In my opinion ideas were expressed very clear in the film. Ender was special because behind his power to resist there was also talent to organize and overcome ego. His rivals like his destructive brother and "bad" guys in the program didn't see beyond their egoistic motives. So the film examines psychology of leadership. It is the first layer.
The first layer deals how to organize the will of numerous egos into one cooperative unity. Then their is the second layer which perspective is even more complex and bigger in scale. It examines the survival and strategy of organized units ( struggle of different civilizations). Military department of every government in our world is aimed to destroy the enemy. Ideological machine makes its citizens to believe that foreign civilization is there to destroy them. If on individual level we have made progress and came to understanding that we can coexist but on the level of big units or species ( countries or civilizations) there is still severe struggle for survival ( it's either you or another will survive, no alternatives). And the film deals with the complex problem: as individuals we believe in coexistence but on the scale of species we are ready to destroy each other and can't do anything about that. We can overcome ego in individual ( making huge efforts) but we didn't learn and don't know how to overcome ego of large groups.
I can closely relate to these two layers of the film. I can relate to the first layer as a guy who has served in the Army ( though for short period of time) with "dog eats dog" order. "Ender's Game' book should be given in our military forces as a must read to restore order and civilized relationship among soldiers.

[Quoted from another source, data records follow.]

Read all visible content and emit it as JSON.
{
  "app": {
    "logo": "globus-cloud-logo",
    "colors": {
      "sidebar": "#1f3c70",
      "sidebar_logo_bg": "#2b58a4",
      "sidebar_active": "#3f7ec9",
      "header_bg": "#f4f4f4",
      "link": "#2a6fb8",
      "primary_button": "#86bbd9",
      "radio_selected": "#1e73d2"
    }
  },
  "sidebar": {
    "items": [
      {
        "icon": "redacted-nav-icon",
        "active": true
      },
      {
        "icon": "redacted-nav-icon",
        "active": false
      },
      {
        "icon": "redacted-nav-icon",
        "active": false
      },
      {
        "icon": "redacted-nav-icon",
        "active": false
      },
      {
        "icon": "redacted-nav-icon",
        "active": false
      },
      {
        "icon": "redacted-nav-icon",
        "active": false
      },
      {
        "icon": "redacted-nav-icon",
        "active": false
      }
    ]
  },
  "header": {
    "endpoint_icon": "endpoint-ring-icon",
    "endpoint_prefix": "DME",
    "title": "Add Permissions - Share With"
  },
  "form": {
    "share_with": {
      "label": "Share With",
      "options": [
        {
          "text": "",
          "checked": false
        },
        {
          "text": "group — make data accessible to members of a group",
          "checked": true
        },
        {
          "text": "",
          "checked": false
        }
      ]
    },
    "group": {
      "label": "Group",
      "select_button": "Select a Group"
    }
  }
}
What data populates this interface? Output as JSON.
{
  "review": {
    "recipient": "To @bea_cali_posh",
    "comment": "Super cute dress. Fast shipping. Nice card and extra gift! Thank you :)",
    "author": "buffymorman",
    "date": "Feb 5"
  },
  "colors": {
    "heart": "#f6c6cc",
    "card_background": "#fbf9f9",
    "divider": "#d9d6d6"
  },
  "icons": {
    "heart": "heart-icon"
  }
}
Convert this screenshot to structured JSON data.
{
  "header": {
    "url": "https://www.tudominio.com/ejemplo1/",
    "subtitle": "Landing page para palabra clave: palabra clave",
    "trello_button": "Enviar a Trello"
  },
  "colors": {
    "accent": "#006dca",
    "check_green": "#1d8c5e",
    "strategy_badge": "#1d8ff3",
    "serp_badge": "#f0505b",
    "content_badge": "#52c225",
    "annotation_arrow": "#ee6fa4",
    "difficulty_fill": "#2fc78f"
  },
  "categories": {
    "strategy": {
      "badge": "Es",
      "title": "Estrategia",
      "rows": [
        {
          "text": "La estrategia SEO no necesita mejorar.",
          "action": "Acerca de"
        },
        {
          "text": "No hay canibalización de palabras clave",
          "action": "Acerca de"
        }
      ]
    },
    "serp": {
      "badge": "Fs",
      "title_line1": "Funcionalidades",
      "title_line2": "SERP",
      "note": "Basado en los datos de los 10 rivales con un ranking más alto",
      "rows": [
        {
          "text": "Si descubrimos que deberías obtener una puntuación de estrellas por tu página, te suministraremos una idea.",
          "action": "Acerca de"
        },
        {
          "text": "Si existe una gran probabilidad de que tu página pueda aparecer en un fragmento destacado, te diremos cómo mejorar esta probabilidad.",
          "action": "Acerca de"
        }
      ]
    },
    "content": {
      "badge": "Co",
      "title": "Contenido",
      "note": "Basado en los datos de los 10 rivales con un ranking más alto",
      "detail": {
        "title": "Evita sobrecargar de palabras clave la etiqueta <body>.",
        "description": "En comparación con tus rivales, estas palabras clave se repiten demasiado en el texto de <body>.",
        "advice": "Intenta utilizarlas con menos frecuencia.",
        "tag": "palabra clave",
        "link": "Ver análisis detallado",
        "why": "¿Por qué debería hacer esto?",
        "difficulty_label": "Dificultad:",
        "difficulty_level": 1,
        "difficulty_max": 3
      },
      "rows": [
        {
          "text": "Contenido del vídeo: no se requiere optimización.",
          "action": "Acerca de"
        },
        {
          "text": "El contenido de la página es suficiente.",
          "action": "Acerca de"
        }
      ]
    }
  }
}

I know that in the USA this book is a part of marines training helping to understand leadership skills.
I can relate to the second layer as a guy who was brought up in a country which was confrontational to the world. I'm not living in Russia but I see that Putin is returning the country on confrontational path and is restoring Soviet order with extremely hostile attitude toward the West.
Ender's Game is hands down the most compelling and thought provoking sci-fi movie of last year. In comparison very popular movie Hunger Games is completely fake and artificial.
I enjoyed reading your analysis, but I disagree that these issues were presented in any sort of meaningful, organized, or intelligent manner in the film. I have no doubt the book delves into all of this, but if I'm just taking the movie at face value I don't really see any of that explored beyond a very superficial level, if at all. Harrison Ford's unwavering belief that Ender represents the one unique leader he believes will lead Earth to victory against their enemy was completely unfounded in terms of what the film presented. And to take a risk of such magnitude at the end of his training? The extreme cavalier nature of that decision completely goes against and invalidates the idea that the very people they are trying to protect and defend have any value at all. To me, it came off a a commentary on their expendability.